So you think that only calcium from milk (and other dairy products or supplements) is good for bone-health? Think again. You'd be surprised at some other foods that are just as good for our bones and teeth. And others (like Vitamin D and K enriched foods) that are very necessary to ensure that the calcium from those foods is absorbed into our system, to maintain those healthy bones.
"Milk, it does a body good". Not so! Well at least, not for those of us who are lactose intolerant, or those who are Vegan, or believe that milk should only be consumed by babies and baby cows. So, these mighty tasty alternatives are good news.
SESAME SEEDS: Although it packs on more calories, an ounce (160 calories) of sesame seeds has the equivalent amount of calcium as a glass of skim milk. Sprinkle some on your cereal, or veggies, or whatever else you fancy.
FIGS: believe it or not, have more calcium than most other fruits - 6 figs supply 15% of the RDA for calcium. I'm not sure how many fig newtons you'd have to eat to gain any benefit, other than pounds, but you might check it out on the packaging.

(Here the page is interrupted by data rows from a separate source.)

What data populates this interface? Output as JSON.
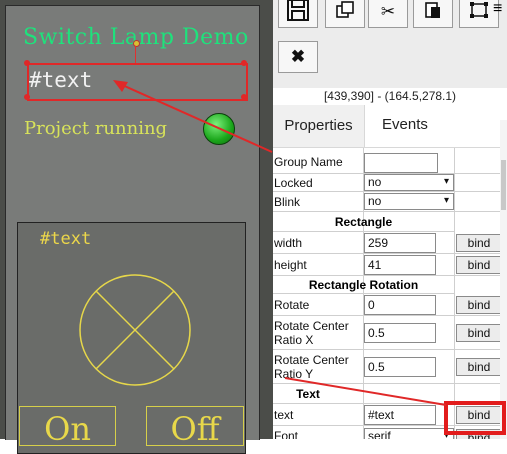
{
  "canvas": {
    "title": "Switch Lamp Demo",
    "selected_text": "#text",
    "status_text": "Project running",
    "panel_text": "#text",
    "on_label": "On",
    "off_label": "Off",
    "lamp_color": "#1aa61a",
    "accent_title_color": "#1ee27c",
    "yellow_color": "#ecd74a"
  },
  "toolbar": {
    "buttons": [
      {
        "icon": "save-icon",
        "glyph": "💾"
      },
      {
        "icon": "copy-icon",
        "glyph": "⧉"
      },
      {
        "icon": "cut-icon",
        "glyph": "✂"
      },
      {
        "icon": "paste-icon",
        "glyph": "📋"
      },
      {
        "icon": "select-icon",
        "glyph": "⬚"
      },
      {
        "icon": "close-icon",
        "glyph": "✖"
      }
    ]
  },
  "coords": "[439,390] - (164.5,278.1)",
  "tabs": {
    "properties": "Properties",
    "events": "Events"
  },
  "props": {
    "group_name": {
      "label": "Group Name",
      "value": ""
    },
    "locked": {
      "label": "Locked",
      "value": "no"
    },
    "blink": {
      "label": "Blink",
      "value": "no"
    },
    "rectangle": "Rectangle",
    "width": {
      "label": "width",
      "value": "259"
    },
    "height": {
      "label": "height",
      "value": "41"
    },
    "rect_rotation": "Rectangle Rotation",
    "rotate": {
      "label": "Rotate",
      "value": "0"
    },
    "rcx": {
      "label": "Rotate Center Ratio X",
      "value": "0.5"
    },
    "rcy": {
      "label": "Rotate Center Ratio Y",
      "value": "0.5"
    },
    "text_section": "Text",
    "text": {
      "label": "text",
      "value": "#text"
    },
    "font": {
      "label": "Font",
      "value": "serif"
    },
    "bind_label": "bind"
  }
}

BRUSSELS SPROUTS: (if you can stand them- personally, they make me gag!) The Vitamin K in Brussels Sprouts helps our bones retain the calcium necessary for bone health, so it is vitally important to make sure you get enough Vitamin K in your diet. It seems that early post-menopausal women don't get enough vitamin K, so just a half cup of these cooked, gag-inducing veggies provides more than the daily requirement. So go ahead and enjoy. I'll find other yummier Vitamin K rich foods like the following:
OTHER LEAFY GREENS: Spinach, Kale, broccoli, all have calcium, but in a form that is unavailable to the body. However, they are chock full of Vitamin K. Other veggies with high levels of Vitamin K are turnip greens, lettuce and cabbage. Now that's more like it. For a list of Vitamin K Rich foods and the amounts per 100 grams of food, click here.
FLAXSEED: a recent study published in Nutrition Journal claims that diets that are high in alpha-linolenic acid A.L.A. (an Omega-3 Fatty Acid which is found in ground flaxseed, soybean and other sources, though it is highest in flaxseed) may actually help slow down bone loss. And 1 tablespoon contains 1.6 grams of ALA (which constitutes more than your daily needs.)
PUMPKIN SEEDS: Magnesium is very important in helping the body metabolize calcium, and most nuts and seeds are a great source of magnesium. All you need is 2 ounces of pumpkin seeds, and you'll have consumed 302 mg of magnesium , the full RDA. You can put them in muffins, or sprinkle on salads and, voila!
TOFU: 1/2 cup provides 250 mg of calcium. The wonderful thing about tofu is that it is so versatile. Because it is essentially tasteless, it takes on the flavors of the spices etc. that it is cooked with. I make a fabulous tofu-carob mousse pie, and people have no clue it is made with tofu. It has probably been my most popular and most requested recipe.
SALMON: and other fatty fish like herring etc. are rich in Vitamin D (in addition to calcium), which is essential for many things including bone health. (I'll be doing a separate post on Vitamin D soon.) Women ingesting enough Vitamin D, plus calcium, have been found to have a 29% reduced risk of hip fracture. 1 ounce of herring contains 193 IU of Vitamin D, the recommended daily requirement, although there is some thought that people might need more. And, a 3 1/2 ounce serving of salmon provides 90% of the RDA.
So, there you go. Lots of interesting and different choices, for both carnivores, pescatarians, vegetarians and vegans, alike.
Oh, and don't forget exercise! It is very important, particularly lifting weights. Sigh.
NOTE: Careful about your caffeine consumption. Drinking too much will, in essence, leach the calcium out of your bones. Besides, there are is no nutritional value, whatsoever in caffeine.
The RDA for calcium is as follows:
0 to 6 months 210 mg
7 to 1 years 270
1 to 3 years 500
4 to 8 years 800
9 to 18 years 1300 mg
19 to 50 years 1000
51 plus years 1200
9 to 18 years 1300 mg
19 to 50 years 1000
over 51 years 1200
For a list of other vegetarian, calcium rich foods, click here.